Later this year, SouthWest Transit in Eden Prairie, Minnesota will take delivery of two new MCI D45 CRT LE commuter coaches, citing that the coaches will allow for better vehicle scheduling and cost-savings by providing the right vehicle for both the load demand and accessibility needs.
At the United Motorcoach Association’s annual EXPO back in January, MCI also showcased a custom order for a Silicon Valley employer that features bike racks, flat-screen monitors and onboard workspace areas, also planned for 2019 delivery.
Pembina plant history of innovation
MCI’s Pembina plant, opened in 1962, helped establish MCI’s workhorse brand reputation and pioneered CNG and diesel electric systems. All-electric propulsion, backed by MCI’s sister company New Flyer, is now underway. New Flyer’s Xcelsior CHARGE™ branding will accompany MCI’s all-electric models, including a battery-powered D45 CRTe LE CHARGE targeted for production in 2020.
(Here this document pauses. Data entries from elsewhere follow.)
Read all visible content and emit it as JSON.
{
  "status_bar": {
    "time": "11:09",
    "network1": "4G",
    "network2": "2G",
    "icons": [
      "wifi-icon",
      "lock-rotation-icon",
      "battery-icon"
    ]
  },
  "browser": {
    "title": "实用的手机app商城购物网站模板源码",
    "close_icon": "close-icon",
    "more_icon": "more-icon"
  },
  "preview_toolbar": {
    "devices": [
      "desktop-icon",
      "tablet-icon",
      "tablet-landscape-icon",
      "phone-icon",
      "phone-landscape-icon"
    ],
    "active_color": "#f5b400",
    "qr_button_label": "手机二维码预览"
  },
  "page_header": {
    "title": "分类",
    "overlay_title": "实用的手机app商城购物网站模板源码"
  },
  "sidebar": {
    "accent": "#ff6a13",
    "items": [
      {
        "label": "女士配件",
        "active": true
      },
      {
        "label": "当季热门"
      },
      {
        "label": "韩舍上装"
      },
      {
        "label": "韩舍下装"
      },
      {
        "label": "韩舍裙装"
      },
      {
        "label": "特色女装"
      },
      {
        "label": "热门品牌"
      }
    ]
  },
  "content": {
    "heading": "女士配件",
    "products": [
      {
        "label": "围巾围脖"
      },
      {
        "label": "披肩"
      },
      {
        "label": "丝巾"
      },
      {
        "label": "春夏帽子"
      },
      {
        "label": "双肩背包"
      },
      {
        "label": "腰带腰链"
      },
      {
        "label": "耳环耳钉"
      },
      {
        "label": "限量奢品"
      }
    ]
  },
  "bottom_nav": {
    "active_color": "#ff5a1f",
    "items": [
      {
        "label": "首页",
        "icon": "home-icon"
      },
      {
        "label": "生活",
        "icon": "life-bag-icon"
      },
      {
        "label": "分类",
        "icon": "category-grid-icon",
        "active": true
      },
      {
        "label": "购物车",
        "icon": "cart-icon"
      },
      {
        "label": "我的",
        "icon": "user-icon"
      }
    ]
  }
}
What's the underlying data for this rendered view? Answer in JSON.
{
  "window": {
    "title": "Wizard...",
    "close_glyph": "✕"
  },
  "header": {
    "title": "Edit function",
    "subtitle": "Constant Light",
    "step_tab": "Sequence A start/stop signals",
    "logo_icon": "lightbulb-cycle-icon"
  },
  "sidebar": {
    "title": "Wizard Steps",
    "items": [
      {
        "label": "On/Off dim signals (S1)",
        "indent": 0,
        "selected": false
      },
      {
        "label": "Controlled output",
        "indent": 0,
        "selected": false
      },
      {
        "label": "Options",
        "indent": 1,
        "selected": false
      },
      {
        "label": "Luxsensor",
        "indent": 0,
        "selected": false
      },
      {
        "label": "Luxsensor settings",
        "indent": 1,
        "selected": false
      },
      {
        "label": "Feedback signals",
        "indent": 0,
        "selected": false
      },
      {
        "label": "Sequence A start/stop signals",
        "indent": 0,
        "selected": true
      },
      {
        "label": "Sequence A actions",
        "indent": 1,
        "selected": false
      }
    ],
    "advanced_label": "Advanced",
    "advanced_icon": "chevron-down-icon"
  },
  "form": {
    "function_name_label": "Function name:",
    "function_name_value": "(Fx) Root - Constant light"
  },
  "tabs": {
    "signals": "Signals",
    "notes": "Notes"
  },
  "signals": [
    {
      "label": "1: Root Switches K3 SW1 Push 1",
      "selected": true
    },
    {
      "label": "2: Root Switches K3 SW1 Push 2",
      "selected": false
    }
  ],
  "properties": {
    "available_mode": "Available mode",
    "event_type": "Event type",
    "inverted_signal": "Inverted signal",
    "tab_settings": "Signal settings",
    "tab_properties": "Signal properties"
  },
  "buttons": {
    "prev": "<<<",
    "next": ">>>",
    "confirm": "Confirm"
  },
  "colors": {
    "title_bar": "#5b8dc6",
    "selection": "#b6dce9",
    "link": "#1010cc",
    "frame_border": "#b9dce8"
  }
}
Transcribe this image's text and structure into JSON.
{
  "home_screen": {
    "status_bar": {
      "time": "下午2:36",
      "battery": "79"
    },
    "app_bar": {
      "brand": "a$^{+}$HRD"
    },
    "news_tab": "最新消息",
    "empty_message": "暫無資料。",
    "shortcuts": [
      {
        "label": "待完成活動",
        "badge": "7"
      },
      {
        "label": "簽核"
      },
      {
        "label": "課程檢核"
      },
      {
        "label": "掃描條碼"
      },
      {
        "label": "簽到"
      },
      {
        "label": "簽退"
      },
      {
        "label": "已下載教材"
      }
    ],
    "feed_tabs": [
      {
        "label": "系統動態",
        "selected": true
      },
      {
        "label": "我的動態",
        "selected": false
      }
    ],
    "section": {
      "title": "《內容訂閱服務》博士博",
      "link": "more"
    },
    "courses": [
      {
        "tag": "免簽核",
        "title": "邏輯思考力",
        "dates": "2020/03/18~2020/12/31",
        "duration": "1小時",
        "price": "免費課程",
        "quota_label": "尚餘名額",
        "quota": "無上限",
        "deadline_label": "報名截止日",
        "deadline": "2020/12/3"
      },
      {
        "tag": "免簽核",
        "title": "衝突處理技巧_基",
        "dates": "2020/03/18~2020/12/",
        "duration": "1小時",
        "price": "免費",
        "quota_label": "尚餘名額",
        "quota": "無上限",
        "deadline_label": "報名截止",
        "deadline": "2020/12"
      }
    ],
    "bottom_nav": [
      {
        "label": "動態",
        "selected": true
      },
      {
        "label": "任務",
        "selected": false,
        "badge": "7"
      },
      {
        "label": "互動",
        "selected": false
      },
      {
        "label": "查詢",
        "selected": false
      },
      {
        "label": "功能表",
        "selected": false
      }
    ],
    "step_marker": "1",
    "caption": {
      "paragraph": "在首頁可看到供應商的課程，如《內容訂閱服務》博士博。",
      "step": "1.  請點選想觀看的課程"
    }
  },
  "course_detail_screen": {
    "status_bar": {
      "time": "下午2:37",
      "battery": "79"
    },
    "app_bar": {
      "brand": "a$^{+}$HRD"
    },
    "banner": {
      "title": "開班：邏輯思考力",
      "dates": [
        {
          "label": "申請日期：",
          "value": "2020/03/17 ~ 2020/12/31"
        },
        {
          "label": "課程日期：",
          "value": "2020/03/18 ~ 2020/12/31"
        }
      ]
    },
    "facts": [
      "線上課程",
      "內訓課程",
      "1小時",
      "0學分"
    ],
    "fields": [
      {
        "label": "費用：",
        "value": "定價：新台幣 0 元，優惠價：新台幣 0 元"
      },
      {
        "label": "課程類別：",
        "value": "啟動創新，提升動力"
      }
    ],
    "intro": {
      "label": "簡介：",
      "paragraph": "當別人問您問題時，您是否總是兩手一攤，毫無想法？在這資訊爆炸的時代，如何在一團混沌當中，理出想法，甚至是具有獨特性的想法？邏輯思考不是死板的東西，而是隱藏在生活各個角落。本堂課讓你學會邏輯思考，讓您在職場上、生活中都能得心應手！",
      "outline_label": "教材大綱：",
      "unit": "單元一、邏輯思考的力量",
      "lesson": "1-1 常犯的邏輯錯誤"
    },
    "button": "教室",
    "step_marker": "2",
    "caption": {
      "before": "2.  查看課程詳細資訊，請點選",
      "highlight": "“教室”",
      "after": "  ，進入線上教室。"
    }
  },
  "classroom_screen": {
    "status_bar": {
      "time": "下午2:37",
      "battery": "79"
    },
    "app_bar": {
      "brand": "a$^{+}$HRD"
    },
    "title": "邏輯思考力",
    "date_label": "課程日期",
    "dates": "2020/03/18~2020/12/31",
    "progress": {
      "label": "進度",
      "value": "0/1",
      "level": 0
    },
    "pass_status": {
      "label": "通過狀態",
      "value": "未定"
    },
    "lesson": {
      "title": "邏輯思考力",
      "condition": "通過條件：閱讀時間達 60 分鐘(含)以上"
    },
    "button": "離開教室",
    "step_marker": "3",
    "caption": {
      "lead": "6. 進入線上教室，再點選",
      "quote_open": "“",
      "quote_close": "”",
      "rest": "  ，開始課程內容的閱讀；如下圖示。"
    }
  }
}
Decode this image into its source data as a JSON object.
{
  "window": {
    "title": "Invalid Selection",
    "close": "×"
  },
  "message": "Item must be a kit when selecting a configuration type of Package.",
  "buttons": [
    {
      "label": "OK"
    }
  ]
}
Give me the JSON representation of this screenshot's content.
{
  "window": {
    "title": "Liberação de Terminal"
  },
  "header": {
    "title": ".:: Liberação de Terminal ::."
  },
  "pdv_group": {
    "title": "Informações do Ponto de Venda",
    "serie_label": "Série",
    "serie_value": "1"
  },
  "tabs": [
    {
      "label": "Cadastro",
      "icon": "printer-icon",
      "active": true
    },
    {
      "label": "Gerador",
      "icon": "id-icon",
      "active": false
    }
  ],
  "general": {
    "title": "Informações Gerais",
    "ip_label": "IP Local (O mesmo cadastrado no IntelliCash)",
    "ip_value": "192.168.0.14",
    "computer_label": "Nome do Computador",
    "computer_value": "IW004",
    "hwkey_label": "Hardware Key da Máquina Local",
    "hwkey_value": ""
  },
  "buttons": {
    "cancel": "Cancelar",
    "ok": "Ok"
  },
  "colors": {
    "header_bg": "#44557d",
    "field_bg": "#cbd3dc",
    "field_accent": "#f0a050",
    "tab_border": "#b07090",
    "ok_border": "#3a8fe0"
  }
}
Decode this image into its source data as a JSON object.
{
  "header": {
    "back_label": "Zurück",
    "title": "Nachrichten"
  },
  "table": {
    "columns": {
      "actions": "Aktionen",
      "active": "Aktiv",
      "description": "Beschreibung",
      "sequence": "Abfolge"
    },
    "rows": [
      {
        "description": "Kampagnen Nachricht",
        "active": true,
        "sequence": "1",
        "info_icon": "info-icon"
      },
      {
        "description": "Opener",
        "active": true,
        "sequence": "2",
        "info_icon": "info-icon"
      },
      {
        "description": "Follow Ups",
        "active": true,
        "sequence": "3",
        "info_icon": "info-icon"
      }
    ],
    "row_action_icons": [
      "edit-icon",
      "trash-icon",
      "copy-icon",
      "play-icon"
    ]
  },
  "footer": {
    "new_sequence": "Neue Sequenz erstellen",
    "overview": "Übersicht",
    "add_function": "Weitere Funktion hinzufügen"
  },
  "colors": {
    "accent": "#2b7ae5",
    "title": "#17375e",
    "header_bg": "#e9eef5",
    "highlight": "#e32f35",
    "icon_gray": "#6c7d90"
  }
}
To handle the innovation, Pembina operations has adopted Quality-at-the-Source, a lean manufacturing principle that delivers heightened quality, efficiency and ergonomics at every work station. Zero-gravity lift equipment, a new coach delivery center and other improvements make this facility a model of QAS practices.
MCI’s Pembina plant is best known for installing powertrains, seats and other components to transform MCI D-Series shells built in Winnipeg, Canada, into fully operational models that meet Buy America and Altoona-tested requirements.
The plant has added new tooling, adopted several new work methods and began re-training over 240 employees in preparation for unit # 81000 build and additional new D45 CRT LE orders. The location employs over 300 people including members of International Association of Machinists and Aerospace Workers (Pembina local lodge W384) in various functions to support coach operations. Pembina has added 75 employees since September 2018 to support the new coach build and will continue to add to its workforce in 2019.